The 600cc Yamaha R6 has undoubtedly been one of the best and most focused middleweight supersport bikes in the world. It’s also been the more popular option for thosewho like to indulge in a lot of track days.The bike, however, hadn’t received any changes for almost a decade. But nowYamaha has just taken the wraps off the 2017 R6, and it does look interesting!
Visually, it is more in line with the latestR1 and it’s difficult to tell them apart, considering that this R6 too gets recessed LED headlights and indicators integrated into the mirrors. Closer inspection, however, reveals a slimmer motorcycle like those in the middleweight class, as well as slightly sharper lines.Yamaha claims an 8-percent increase in efficiency thanks to the new fairing. But even though it might look so, this R6 isn’t actually an all-new motorcycle.
The frame remains unchanged from the outgoing R6 right down to the steering geometry, but the new magnesium subframe is a bit slimmer and allows for a flatter seat, which in turn should affect rider ergonomics. Yamaha says that this new riding position has been designed for better feel both on racetracks as well as the road. The bike also gets a new aluminium fuel tank that’s about 1.2kg lighter than the previous steel unit. However, overall wet weight of the bike has now gone up by about 0.9kg.
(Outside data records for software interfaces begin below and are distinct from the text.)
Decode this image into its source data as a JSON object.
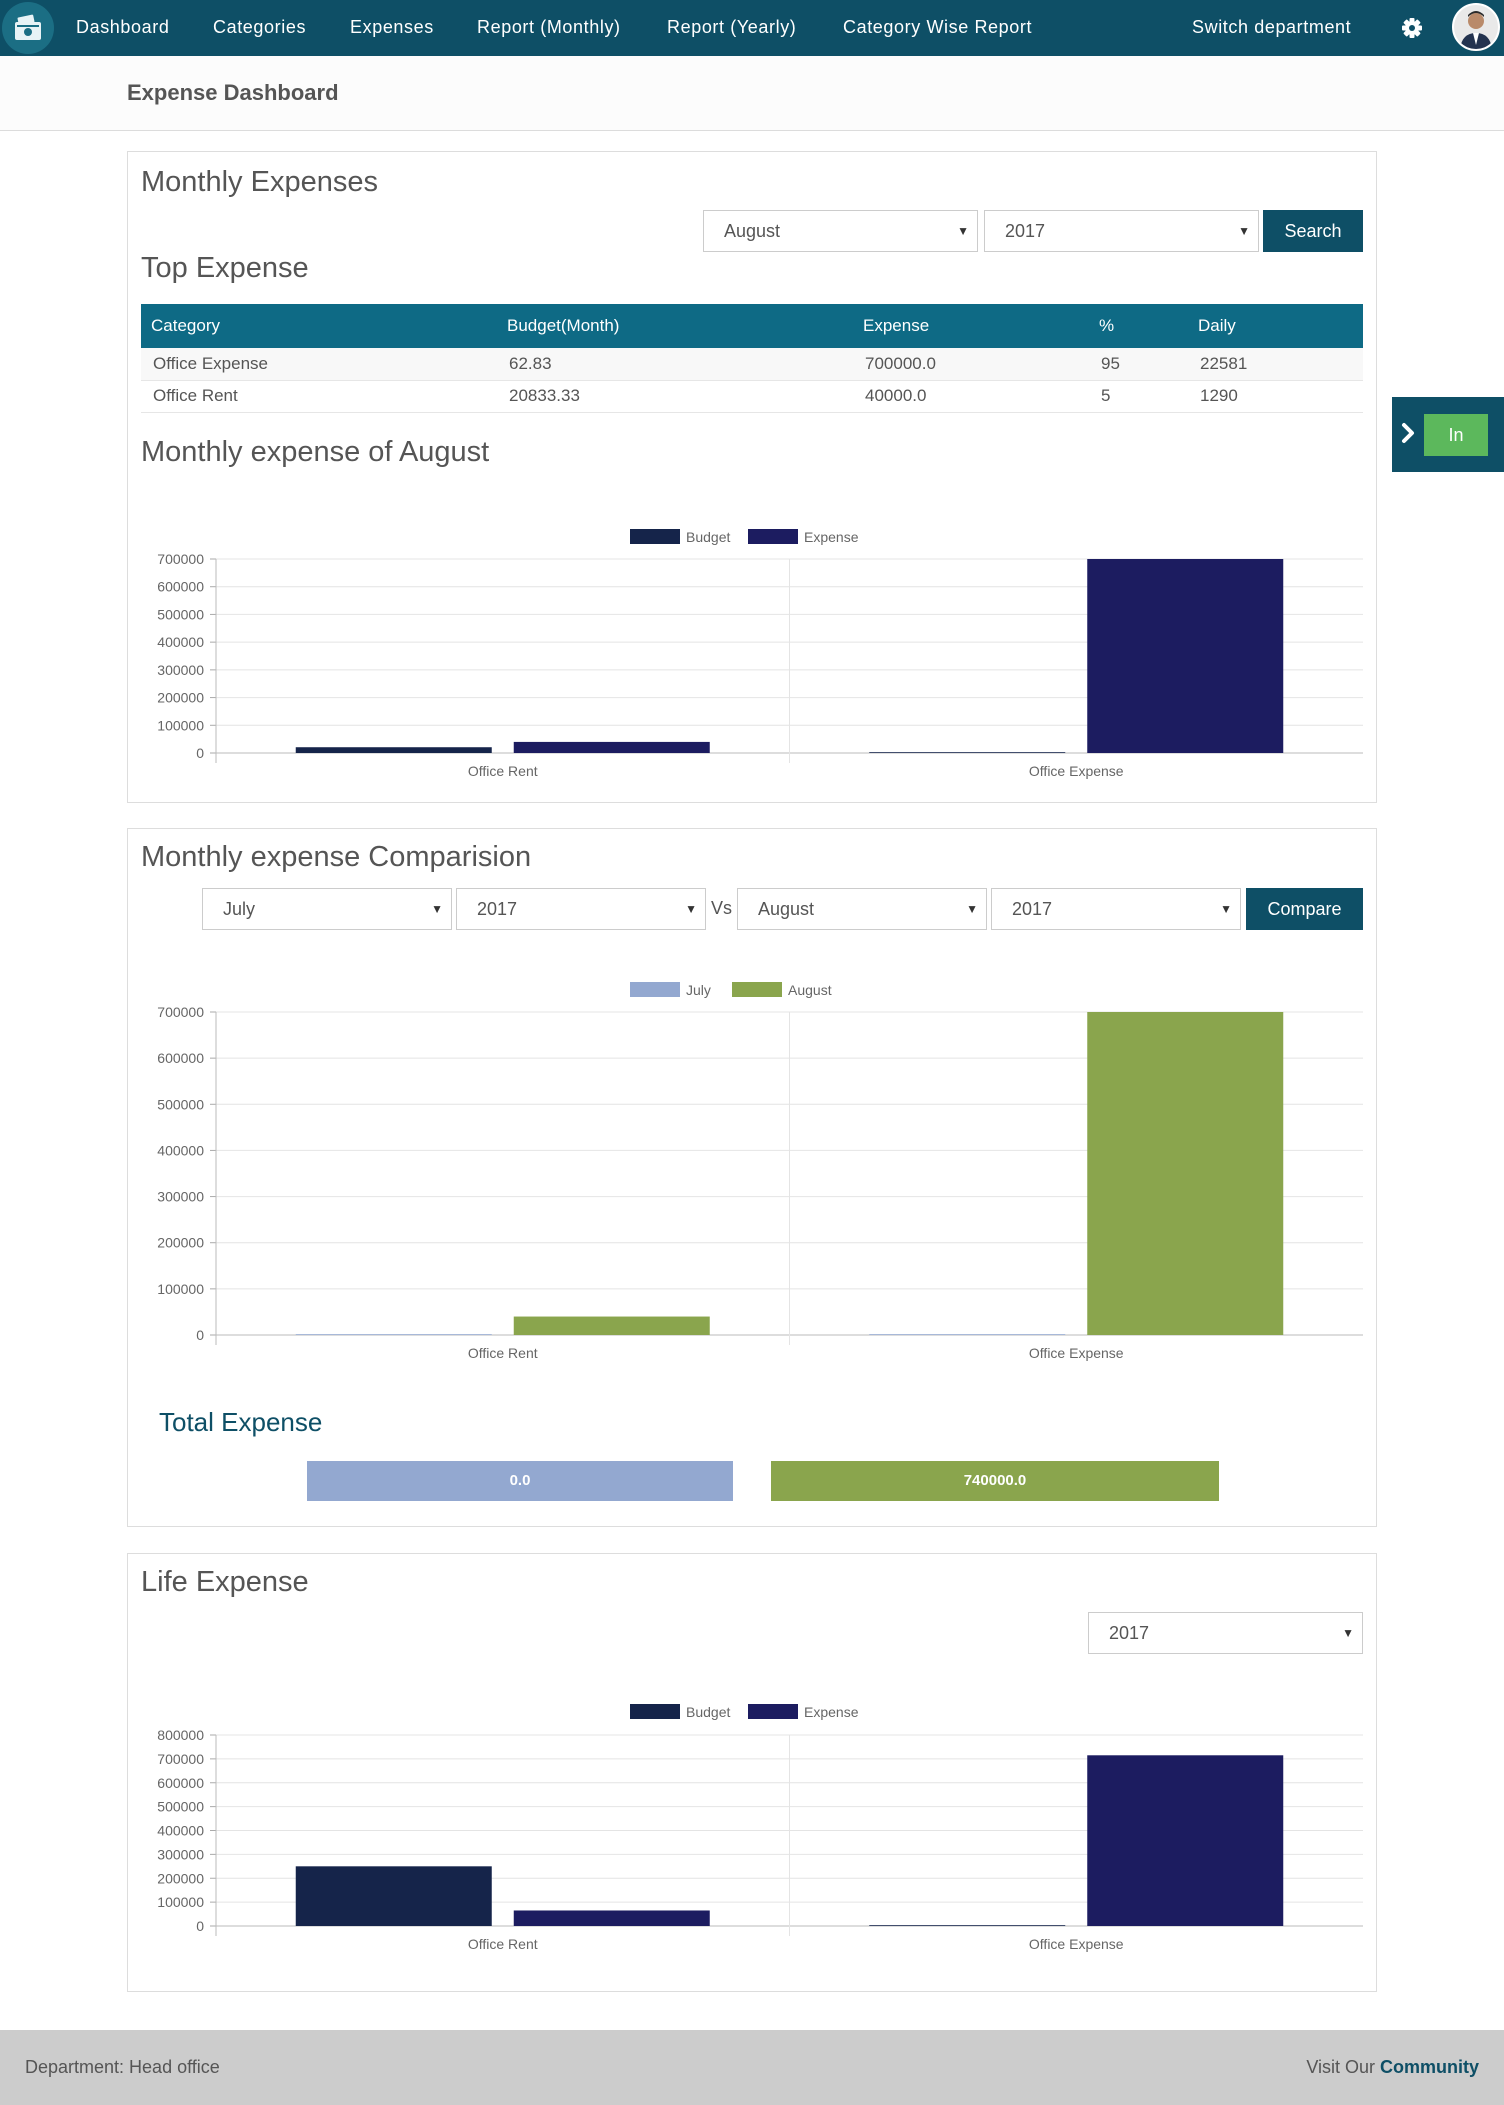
{
  "nav": {
    "items": [
      "Dashboard",
      "Categories",
      "Expenses",
      "Report (Monthly)",
      "Report (Yearly)",
      "Category Wise Report"
    ],
    "switch_department": "Switch department",
    "logo_icon": "wallet-icon",
    "settings_icon": "gear-icon"
  },
  "page_title": "Expense Dashboard",
  "monthly_expenses": {
    "title": "Monthly Expenses",
    "month_select": "August",
    "year_select": "2017",
    "search_label": "Search",
    "top_expense_title": "Top Expense",
    "table": {
      "headers": [
        "Category",
        "Budget(Month)",
        "Expense",
        "%",
        "Daily"
      ],
      "rows": [
        [
          "Office Expense",
          "62.83",
          "700000.0",
          "95",
          "22581"
        ],
        [
          "Office Rent",
          "20833.33",
          "40000.0",
          "5",
          "1290"
        ]
      ]
    },
    "chart_title": "Monthly expense of August"
  },
  "comparison": {
    "title": "Monthly expense Comparision",
    "month1": "July",
    "year1": "2017",
    "vs": "Vs",
    "month2": "August",
    "year2": "2017",
    "compare_label": "Compare",
    "total_title": "Total Expense",
    "total1": "0.0",
    "total2": "740000.0"
  },
  "life_expense": {
    "title": "Life Expense",
    "year_select": "2017"
  },
  "side_toggle": {
    "label": "In",
    "icon": "chevron-right-icon"
  },
  "footer": {
    "department": "Department: Head office",
    "visit_prefix": "Visit Our ",
    "community": "Community"
  },
  "colors": {
    "primary": "#0e4f66",
    "table_header": "#0e6a85",
    "budget": "#15244a",
    "expense": "#1c1c60",
    "july": "#93a8d0",
    "august": "#8aa54d",
    "green_button": "#5cb85c"
  },
  "chart_data": [
    {
      "type": "bar",
      "categories": [
        "Office Rent",
        "Office Expense"
      ],
      "series": [
        {
          "name": "Budget",
          "values": [
            20833.33,
            62.83
          ]
        },
        {
          "name": "Expense",
          "values": [
            40000,
            700000
          ]
        }
      ],
      "ylim": [
        0,
        700000
      ],
      "yticks": [
        0,
        100000,
        200000,
        300000,
        400000,
        500000,
        600000,
        700000
      ],
      "legend": "top"
    },
    {
      "type": "bar",
      "categories": [
        "Office Rent",
        "Office Expense"
      ],
      "series": [
        {
          "name": "July",
          "values": [
            0,
            0
          ]
        },
        {
          "name": "August",
          "values": [
            40000,
            700000
          ]
        }
      ],
      "ylim": [
        0,
        700000
      ],
      "yticks": [
        0,
        100000,
        200000,
        300000,
        400000,
        500000,
        600000,
        700000
      ],
      "legend": "top"
    },
    {
      "type": "bar",
      "categories": [
        "Office Rent",
        "Office Expense"
      ],
      "series": [
        {
          "name": "Budget",
          "values": [
            250000,
            750.0
          ]
        },
        {
          "name": "Expense",
          "values": [
            65000,
            715000
          ]
        }
      ],
      "ylim": [
        0,
        800000
      ],
      "yticks": [
        0,
        100000,
        200000,
        300000,
        400000,
        500000,
        600000,
        700000,
        800000
      ],
      "legend": "top"
    }
  ]
}
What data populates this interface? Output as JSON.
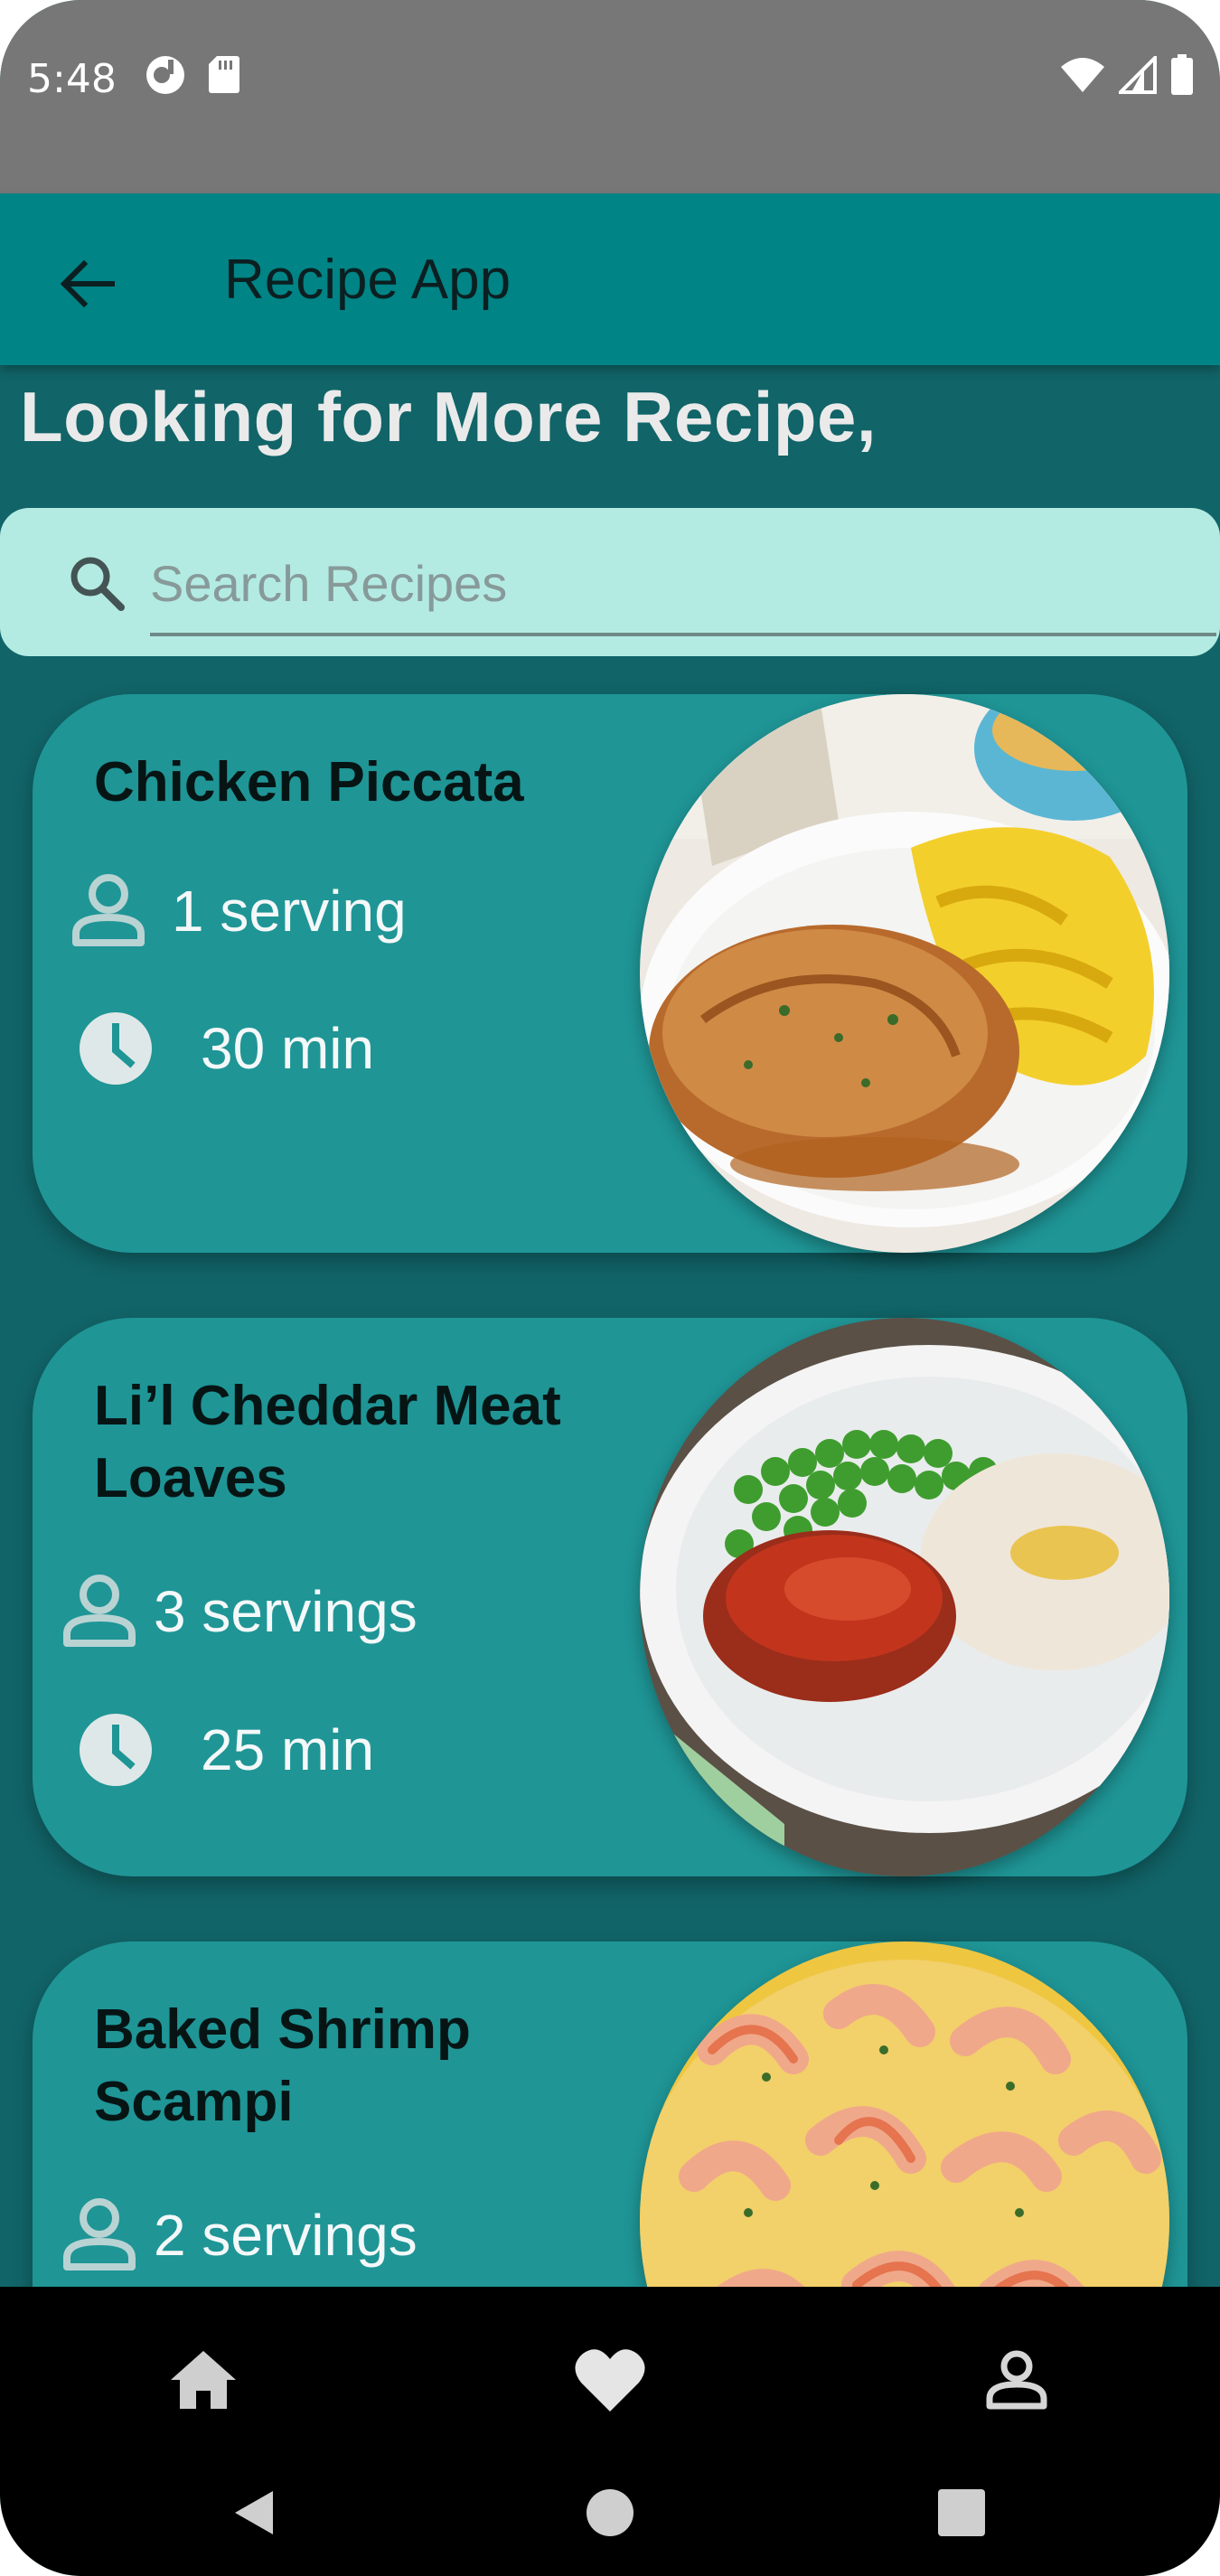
{
  "status_bar": {
    "time": "5:48"
  },
  "app_bar": {
    "title": "Recipe App"
  },
  "greeting": "Looking for More Recipe,",
  "search": {
    "placeholder": "Search Recipes",
    "value": ""
  },
  "recipes": [
    {
      "title": "Chicken Piccata",
      "servings": "1 serving",
      "time": "30 min"
    },
    {
      "title": "Li’l Cheddar Meat Loaves",
      "servings": "3 servings",
      "time": "25 min"
    },
    {
      "title": "Baked Shrimp Scampi",
      "servings": "2 servings",
      "time": ""
    }
  ],
  "bottom_nav": {
    "items": [
      "home-icon",
      "heart-icon",
      "person-icon"
    ]
  },
  "system_nav": {
    "items": [
      "back-icon",
      "home-circle-icon",
      "recents-icon"
    ]
  },
  "colors": {
    "status_bar": "#777777",
    "app_bar": "#008486",
    "background": "#116468",
    "search_bg": "#b3ebe3",
    "card_bg": "#1f9596"
  }
}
The R6’s 599cc inline-four motor has remained unchanged in this update and should make the same amount of horsepower and torque. Yamaha has been adamant about not revealing those figures (even on the earlier bike), but a fair estimate is somewhere on the lines of 120-odd horsepower at the crankshaft. However this bike does feature a new switchable six-level traction control system along with Yamaha’s D Mode system that gives riders three selectable modes – Standard, A and B. That being said, this isn’t an IMU-based system like its big brother (and other latest litre-class sportbikes) and will likely rely only on wheel speed sensors. As an accessory, Yamaha is also set to offer an upshift only quickshifter with this new R6.
There are a couple of other critical mechanical differences which include new 43mm KYB forks (2mm fatter than the previous model's) as well as a 25mm front axle that’s supposed to offer stability and better feel under braking and cornering.
Yamaha has no plans to get the R6 to India anytime in the near future, as currently homologating sub-800cc in the country isdifficult unless the company assembles the bikes here. With its primary manufacturing base for the R6 in Japan (as is the case for most of the Japanese middleweight supersport bikes), setting up an assembly unit in India for the small volumes that it will actually sell doesn’t make economic sense. But we can always dream, can’t we?